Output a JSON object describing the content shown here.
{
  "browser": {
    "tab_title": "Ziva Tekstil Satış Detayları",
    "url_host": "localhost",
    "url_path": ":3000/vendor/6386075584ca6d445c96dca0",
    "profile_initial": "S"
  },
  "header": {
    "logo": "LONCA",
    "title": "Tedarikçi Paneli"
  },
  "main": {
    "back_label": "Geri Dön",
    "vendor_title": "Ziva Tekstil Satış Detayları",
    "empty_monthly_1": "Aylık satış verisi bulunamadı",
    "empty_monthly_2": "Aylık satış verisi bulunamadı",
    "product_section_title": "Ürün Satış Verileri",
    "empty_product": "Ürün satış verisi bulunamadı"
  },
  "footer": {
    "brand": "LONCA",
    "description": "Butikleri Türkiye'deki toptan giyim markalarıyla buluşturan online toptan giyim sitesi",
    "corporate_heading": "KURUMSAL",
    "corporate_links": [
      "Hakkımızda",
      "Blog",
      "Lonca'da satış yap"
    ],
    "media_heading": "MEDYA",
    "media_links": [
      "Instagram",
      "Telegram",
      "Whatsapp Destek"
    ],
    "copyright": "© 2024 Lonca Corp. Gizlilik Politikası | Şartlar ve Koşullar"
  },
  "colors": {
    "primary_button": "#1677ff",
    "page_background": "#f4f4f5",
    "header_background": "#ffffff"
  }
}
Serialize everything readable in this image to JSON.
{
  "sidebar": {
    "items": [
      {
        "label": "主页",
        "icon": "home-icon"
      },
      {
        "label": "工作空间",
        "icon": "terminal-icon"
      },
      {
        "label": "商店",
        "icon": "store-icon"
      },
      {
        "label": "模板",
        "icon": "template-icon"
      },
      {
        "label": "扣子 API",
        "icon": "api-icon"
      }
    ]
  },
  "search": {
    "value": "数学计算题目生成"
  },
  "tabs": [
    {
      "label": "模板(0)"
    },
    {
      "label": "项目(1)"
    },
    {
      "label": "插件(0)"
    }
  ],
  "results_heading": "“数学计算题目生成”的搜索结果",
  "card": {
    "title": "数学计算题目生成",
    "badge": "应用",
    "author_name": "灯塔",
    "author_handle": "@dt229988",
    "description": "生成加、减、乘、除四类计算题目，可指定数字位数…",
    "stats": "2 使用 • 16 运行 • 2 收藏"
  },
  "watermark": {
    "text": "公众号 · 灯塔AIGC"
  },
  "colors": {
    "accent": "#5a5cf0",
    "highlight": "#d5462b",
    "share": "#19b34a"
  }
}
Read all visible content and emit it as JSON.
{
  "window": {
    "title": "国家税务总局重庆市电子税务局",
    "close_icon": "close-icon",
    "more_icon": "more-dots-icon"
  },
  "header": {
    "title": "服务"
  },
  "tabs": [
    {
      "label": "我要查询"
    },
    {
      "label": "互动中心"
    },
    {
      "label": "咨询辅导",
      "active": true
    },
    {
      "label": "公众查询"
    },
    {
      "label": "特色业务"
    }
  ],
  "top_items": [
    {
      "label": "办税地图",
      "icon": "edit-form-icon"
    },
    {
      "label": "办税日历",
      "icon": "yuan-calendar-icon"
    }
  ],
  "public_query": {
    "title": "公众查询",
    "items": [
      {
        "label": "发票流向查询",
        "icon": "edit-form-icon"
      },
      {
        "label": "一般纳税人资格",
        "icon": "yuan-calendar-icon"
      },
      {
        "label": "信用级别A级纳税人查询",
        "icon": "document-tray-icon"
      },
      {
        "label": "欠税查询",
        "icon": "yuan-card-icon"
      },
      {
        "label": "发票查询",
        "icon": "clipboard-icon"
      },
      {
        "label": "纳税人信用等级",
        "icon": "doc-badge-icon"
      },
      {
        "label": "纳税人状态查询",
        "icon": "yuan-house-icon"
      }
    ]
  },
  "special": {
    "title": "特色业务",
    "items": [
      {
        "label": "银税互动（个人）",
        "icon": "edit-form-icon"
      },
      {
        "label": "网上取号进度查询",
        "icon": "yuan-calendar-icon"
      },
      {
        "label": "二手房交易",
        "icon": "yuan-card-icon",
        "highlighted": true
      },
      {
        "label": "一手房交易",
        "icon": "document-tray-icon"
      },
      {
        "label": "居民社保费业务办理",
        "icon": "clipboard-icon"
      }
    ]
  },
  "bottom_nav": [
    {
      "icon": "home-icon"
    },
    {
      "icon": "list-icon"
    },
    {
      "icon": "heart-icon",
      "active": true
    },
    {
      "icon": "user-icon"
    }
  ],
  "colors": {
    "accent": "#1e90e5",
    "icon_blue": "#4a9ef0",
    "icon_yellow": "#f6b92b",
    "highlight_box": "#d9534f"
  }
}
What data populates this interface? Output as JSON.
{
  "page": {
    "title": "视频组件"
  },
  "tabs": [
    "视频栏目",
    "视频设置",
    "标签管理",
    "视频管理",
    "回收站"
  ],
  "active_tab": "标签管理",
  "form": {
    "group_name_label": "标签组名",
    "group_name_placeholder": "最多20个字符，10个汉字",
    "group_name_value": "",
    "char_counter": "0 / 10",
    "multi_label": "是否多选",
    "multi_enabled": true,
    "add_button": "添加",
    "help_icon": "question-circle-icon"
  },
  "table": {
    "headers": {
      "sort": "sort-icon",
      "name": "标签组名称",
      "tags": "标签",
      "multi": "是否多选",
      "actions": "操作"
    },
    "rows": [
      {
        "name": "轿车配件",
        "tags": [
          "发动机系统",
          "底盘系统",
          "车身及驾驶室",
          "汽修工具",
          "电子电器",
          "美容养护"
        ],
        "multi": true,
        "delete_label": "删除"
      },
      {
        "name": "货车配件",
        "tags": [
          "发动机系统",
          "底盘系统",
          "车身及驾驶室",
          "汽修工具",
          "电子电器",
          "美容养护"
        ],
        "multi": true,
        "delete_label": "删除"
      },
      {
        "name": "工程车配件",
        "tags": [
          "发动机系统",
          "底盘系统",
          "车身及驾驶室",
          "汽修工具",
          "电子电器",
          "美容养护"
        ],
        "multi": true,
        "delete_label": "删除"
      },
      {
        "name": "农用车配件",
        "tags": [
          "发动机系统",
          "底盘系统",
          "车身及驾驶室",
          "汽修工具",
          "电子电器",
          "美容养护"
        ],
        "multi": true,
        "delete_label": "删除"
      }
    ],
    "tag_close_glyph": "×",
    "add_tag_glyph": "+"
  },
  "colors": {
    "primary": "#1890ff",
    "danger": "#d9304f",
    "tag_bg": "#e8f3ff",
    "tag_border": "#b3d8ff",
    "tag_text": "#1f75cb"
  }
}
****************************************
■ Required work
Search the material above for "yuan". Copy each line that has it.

■ Output for this exercise
      "icon": "yuan-calendar-icon"
        "icon": "yuan-calendar-icon"
        "icon": "yuan-card-icon"
        "icon": "yuan-house-icon"
        "icon": "yuan-calendar-icon"
        "icon": "yuan-card-icon",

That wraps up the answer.